- Aim of the exercise:
Lines from the listing below that contain the string "text" are to be reported.
—————
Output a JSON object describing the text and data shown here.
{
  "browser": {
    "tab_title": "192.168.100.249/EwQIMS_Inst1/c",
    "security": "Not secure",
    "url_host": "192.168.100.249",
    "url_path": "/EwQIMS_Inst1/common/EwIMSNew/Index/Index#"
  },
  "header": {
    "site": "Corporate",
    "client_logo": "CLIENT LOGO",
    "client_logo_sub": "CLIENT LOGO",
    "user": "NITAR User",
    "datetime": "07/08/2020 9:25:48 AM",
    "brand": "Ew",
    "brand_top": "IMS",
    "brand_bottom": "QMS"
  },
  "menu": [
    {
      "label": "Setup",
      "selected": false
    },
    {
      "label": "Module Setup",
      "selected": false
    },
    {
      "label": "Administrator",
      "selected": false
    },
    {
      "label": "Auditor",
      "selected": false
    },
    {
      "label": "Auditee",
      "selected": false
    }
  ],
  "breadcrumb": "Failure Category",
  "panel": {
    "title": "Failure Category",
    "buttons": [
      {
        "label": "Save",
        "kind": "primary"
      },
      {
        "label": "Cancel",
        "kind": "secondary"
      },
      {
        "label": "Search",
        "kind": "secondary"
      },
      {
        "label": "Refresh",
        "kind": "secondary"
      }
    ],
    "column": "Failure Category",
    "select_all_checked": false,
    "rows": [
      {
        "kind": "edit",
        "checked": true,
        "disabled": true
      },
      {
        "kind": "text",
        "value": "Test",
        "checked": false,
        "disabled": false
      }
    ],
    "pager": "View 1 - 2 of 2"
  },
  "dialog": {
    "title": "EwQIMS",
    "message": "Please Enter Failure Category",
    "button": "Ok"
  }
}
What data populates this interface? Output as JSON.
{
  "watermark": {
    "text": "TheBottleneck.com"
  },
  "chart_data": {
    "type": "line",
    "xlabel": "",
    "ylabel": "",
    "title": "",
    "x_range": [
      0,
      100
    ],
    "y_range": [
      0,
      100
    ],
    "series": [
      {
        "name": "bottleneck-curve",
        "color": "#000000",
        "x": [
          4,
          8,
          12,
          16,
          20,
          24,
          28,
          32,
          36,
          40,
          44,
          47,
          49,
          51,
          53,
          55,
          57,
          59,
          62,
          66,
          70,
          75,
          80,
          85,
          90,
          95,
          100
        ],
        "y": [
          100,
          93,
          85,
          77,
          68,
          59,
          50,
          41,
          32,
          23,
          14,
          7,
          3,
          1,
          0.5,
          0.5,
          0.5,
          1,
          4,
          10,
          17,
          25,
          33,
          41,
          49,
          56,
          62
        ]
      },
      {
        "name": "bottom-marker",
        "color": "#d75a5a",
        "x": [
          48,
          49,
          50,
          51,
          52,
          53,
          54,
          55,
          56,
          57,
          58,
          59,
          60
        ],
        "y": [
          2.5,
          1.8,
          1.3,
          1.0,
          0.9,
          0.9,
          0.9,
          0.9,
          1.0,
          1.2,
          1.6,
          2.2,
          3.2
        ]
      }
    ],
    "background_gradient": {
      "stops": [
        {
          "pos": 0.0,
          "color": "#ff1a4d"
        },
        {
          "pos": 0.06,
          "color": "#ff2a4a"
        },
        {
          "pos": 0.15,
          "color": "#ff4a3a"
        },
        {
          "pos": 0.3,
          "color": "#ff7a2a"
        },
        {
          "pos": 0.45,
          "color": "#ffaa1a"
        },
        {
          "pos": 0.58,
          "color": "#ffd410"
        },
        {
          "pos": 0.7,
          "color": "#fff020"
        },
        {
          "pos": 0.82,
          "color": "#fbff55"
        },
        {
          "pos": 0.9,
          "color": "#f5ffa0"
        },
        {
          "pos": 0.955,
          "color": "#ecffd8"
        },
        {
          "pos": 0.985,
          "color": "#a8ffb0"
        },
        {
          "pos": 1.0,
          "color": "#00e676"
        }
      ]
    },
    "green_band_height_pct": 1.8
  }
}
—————
- Completed task:
Output a JSON object describing the text and data shown here.
        "kind": "text",
    "text": "TheBottleneck.com"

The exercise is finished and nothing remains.